But we had better face facts. The world is going to continue to come apart, involving places and peoples that are only ill-defined to most Americans. The struggle of peoples for national self-fulfillment, the desire to get out from under harsh and discriminatory regimes and oppressive political structures, are the hallmarks of the new environment. What is new is that ideals of human rights, democracy, and self-determination are now trickling down to nearly all levels of population all over the globe.
If the ideas are not new, the chance to do something about them is. People are voting with their feet to get out from under unacceptable circumstances in the hope of finding something better.
The irony of Somalia, of course, is that it does not involve warring ethnic and religious groups, but people of the same nationality, language, religion, and ethnic background. They just can't run a state in this stage of their history. As old orders based on oppression break down, people are thrust into new situations where even reestablishment of old-fashioned authoritarian regimes is much harder because the world is beginning to perceive certain limits to what regimes should be allowed to do to their own or other people - especially on television.

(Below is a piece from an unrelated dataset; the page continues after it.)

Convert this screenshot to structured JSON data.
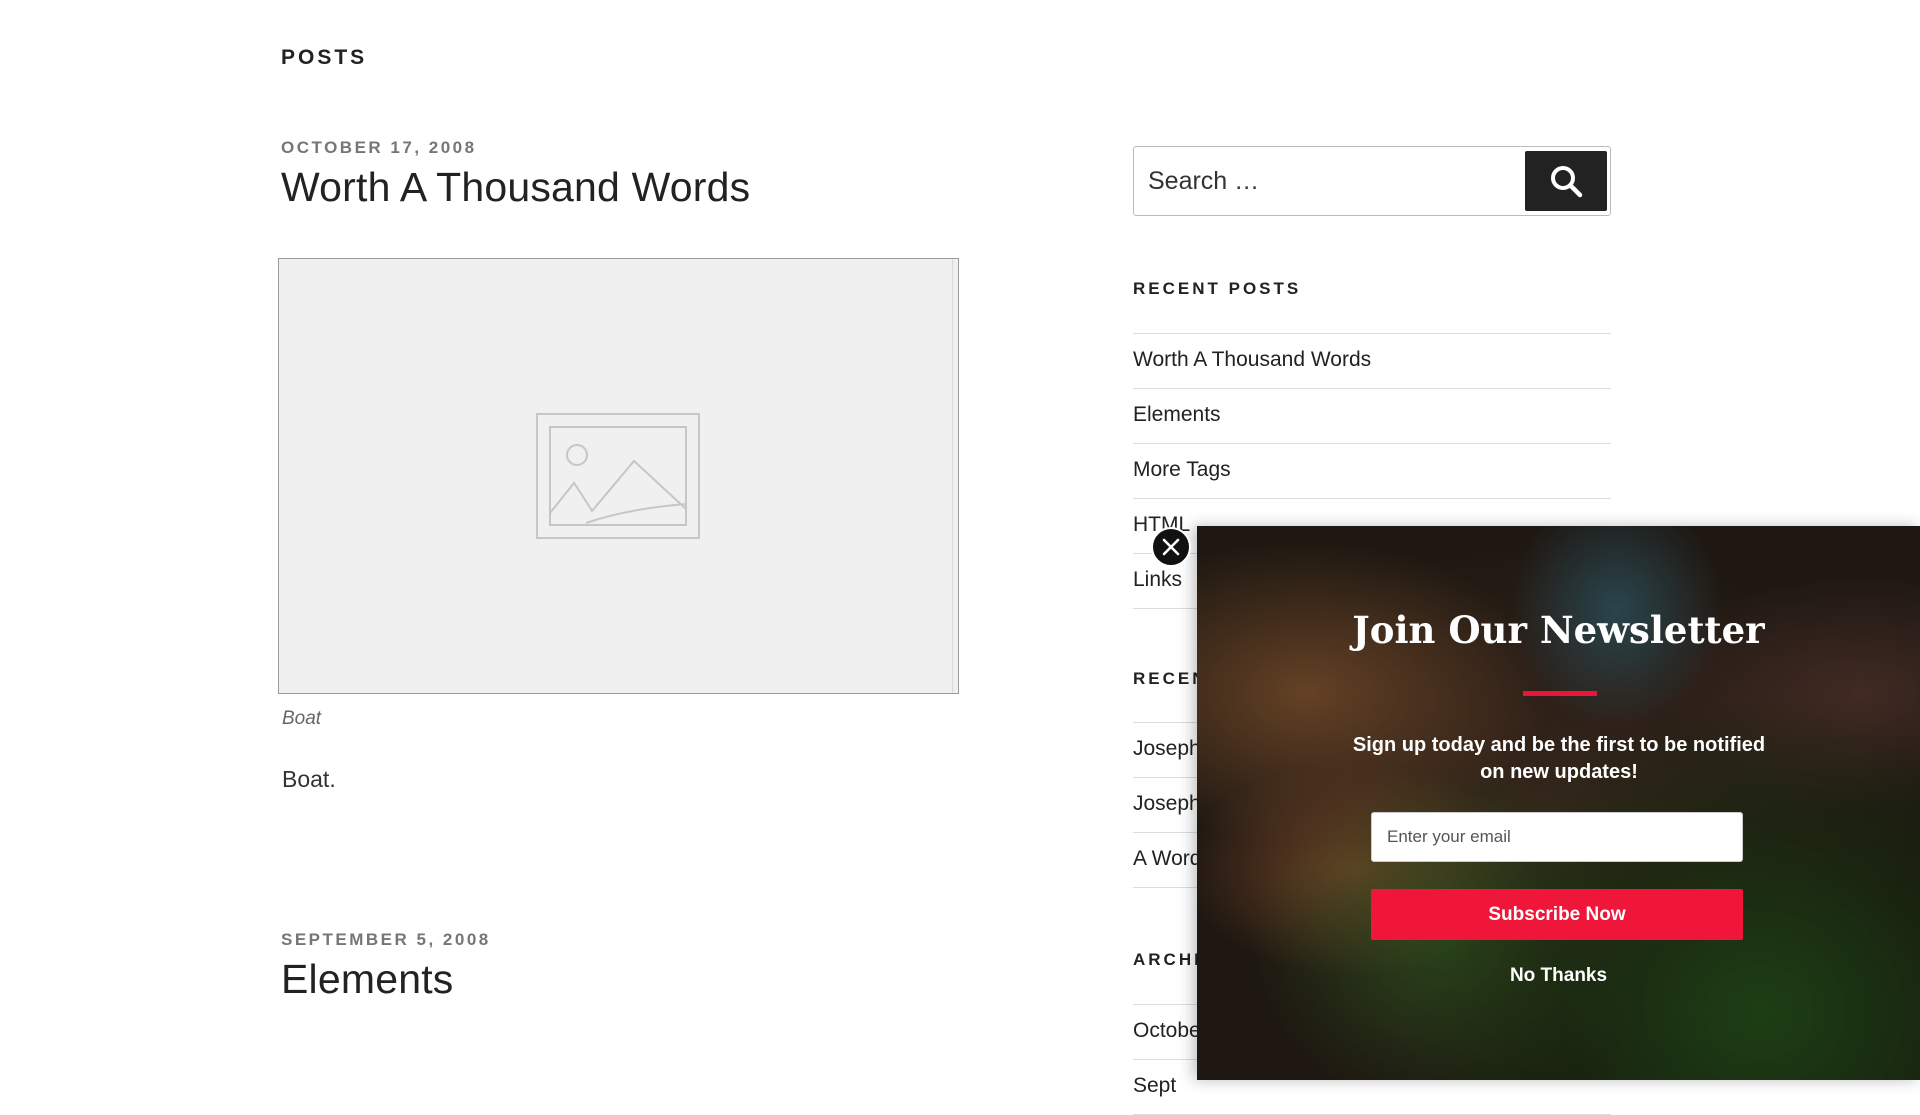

Can the US be the police officer of the world? No, we have neither the desire nor the resources. But the fact remains at this juncture that the US is the only power that thinks globally, has remained functional, possesses major resources, and has the experience to conduct large-scale international operations. There is no reason why the US will maintain a monopoly on these conditions - indeed, we should encourage other major states to develop some of these same capabilities.